Continuous Integration testing

All changes require passing our continuous integration tests prior to being merged in to mainline. To help facilitate merges being accepted quickly, custodians are encouraged but not required to run a pipeline prior to sending a pull request. Individual developers submitting significant or widespread changes are encouraged to run a pipeline themselves prior to posting.

In order to make this process as easy as possible, the ability to run a CI pipeline is provided in both Azure and GitLab. Both of these pipelines perform their Linux build jobs on the same Docker container image and to cover the same platforms. In addition, Azure is also used to confirm that our host tools can be built with mingw to run on Windows.

Each of the pipelines is written in such as way as to be a “world build” style test and as such we try and build all possible platforms. In addition, for all platforms that support being run in QEMU we run them in QEMU and use our pytest suite. See U-Boot pytest suite for more information about those tests.

Azure Pipelines

This pipeline is defined in the top-level .azure-pipelines.yml file. Currently there are two ways to run a Microsoft Azure Pipeline test for U-Boot.

The first way is to create an account with Microsoft at and then use the .azure-pipelines.yml file in the U-Boot repository as the pipeline description.

The second way is to use GitHub. This requires a GitHub account and to fork the repository at and to then submit a pull request as this will trigger an Azure pipeline run. Clicking on your pull request on the list at and then the “Checks” tab will show the results.

GitLab CI Pipelines

This pipeline is defined in the top-level .gitlab-ci.yml file. Currently, we support running GitLab CI pipelines only for custodians, due to the resources the project has available. For Custodians, it is a matter of enabling the pipeline feature in your project repository following the standard GitLab documentation.
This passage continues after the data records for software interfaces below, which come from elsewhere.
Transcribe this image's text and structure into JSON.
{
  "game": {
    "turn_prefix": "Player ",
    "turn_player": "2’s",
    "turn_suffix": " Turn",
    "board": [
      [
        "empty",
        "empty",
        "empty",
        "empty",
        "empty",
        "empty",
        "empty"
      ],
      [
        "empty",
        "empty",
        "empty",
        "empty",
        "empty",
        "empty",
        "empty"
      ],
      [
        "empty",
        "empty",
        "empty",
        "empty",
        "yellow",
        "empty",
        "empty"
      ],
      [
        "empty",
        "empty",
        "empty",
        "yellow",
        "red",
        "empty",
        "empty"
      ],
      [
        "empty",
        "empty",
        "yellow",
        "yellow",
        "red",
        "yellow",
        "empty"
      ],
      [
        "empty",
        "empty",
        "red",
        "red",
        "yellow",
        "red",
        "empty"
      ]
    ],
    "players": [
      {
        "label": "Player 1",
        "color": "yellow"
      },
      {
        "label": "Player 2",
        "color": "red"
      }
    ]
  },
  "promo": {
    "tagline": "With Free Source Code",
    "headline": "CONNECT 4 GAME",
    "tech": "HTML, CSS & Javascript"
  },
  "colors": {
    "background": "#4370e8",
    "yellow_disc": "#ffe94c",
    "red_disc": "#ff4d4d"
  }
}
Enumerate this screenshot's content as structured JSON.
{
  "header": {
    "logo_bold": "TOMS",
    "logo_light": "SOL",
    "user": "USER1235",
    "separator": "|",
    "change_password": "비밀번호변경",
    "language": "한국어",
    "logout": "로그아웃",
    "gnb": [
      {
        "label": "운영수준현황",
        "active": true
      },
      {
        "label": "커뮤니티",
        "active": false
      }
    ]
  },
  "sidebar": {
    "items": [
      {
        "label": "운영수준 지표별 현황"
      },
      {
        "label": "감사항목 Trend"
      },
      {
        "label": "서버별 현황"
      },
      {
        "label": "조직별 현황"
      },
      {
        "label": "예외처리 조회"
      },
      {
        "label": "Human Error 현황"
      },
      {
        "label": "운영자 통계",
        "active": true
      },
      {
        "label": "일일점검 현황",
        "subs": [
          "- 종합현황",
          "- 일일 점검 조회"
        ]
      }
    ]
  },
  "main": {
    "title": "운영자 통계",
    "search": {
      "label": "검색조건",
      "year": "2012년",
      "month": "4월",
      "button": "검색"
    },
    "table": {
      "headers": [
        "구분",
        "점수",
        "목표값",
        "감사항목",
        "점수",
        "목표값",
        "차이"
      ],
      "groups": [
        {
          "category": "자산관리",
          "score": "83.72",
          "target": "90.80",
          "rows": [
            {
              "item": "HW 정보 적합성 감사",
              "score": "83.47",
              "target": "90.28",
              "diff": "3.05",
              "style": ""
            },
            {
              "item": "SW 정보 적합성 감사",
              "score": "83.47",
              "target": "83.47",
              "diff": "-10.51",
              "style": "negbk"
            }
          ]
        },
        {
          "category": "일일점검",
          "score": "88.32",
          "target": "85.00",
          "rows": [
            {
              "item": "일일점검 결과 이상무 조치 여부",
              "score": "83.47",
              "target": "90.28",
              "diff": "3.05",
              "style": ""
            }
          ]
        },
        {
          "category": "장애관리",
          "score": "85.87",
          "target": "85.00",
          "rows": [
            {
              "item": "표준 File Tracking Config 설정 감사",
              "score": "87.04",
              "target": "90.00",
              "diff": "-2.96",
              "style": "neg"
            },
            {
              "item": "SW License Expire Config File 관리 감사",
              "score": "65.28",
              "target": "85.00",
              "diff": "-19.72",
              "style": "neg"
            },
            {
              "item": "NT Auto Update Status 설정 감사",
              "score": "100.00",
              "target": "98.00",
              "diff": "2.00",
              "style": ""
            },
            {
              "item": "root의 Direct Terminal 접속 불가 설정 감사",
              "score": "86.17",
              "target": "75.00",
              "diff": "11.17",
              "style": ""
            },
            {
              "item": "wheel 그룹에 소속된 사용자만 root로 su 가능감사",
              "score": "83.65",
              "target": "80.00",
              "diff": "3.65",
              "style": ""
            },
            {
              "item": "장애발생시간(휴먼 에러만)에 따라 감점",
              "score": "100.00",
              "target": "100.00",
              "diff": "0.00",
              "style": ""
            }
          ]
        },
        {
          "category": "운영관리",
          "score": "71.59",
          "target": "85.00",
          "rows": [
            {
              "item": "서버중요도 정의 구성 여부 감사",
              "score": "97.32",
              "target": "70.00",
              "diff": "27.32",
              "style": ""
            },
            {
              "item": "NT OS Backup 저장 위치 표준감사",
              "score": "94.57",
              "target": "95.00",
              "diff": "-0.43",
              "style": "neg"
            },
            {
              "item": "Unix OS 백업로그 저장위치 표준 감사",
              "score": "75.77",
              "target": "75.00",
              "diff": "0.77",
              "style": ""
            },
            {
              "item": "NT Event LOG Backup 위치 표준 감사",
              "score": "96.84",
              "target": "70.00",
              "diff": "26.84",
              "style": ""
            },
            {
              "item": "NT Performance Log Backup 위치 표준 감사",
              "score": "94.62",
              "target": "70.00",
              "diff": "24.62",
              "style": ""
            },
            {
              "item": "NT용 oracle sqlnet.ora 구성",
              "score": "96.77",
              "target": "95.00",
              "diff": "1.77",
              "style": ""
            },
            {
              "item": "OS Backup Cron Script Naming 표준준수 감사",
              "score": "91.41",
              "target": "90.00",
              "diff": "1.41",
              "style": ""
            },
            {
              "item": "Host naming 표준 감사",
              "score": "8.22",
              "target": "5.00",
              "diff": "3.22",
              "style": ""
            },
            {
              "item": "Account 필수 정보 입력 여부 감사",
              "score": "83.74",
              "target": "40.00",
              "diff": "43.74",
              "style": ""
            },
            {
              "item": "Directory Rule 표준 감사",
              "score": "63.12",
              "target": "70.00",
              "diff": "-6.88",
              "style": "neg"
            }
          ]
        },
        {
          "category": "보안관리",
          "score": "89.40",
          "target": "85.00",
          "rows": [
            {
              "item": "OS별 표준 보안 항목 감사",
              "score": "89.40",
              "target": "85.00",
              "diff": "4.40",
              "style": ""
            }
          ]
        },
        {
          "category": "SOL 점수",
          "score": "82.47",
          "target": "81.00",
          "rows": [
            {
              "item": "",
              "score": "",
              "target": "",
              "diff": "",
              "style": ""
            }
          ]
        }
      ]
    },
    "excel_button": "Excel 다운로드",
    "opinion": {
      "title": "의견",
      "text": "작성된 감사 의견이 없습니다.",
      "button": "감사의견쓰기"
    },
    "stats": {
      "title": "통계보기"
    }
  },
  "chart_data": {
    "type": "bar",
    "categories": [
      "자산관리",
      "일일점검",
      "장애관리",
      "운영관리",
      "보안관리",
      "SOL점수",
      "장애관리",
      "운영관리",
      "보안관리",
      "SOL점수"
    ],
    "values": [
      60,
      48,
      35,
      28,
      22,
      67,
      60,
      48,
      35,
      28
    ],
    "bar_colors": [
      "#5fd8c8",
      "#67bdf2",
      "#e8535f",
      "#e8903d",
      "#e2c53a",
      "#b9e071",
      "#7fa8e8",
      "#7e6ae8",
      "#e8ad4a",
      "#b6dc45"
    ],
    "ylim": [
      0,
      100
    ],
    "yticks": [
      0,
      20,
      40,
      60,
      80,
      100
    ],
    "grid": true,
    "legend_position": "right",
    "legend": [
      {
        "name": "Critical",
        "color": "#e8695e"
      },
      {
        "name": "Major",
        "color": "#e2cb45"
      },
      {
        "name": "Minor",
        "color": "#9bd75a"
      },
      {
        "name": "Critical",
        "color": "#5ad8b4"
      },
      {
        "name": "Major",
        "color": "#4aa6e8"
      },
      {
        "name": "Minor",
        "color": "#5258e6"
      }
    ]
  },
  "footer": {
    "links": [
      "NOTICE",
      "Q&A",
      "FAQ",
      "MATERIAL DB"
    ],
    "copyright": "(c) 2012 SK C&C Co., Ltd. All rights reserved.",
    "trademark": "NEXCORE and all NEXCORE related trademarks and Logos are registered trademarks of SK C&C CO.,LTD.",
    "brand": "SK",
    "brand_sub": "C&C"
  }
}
For non-custodians, the pipeline itself is part of the tree and should be able to be used on any GitLab instance, with whatever runners you are able to provide. While it is intended to be able to run this pipeline on the free public instances provided at a problem with our squashfs tests currently prevents this.

To push to Gitlab without triggering a pipeline use:

git push -o ci.skip

Docker container

As previously stated, both of the above pipelines build using the same Docker container image. This is maintained in the U-Boot source tree at tools/docker/Dockerfile and new images are made as needed to support new tests or features. This file needs to be updated whenever adding new external tool requirements to tests.

Customizing CI

As noted above, the CI pipelines perform a world build. While this is good for overall project testing, it can be less useful for testing specific cases or developing features. In that case, it can be useful as part of your own testing cycle to edit these pipelines in separate local commits to pair them down to just the jobs you’re interested in. These changes must be removed prior to submission.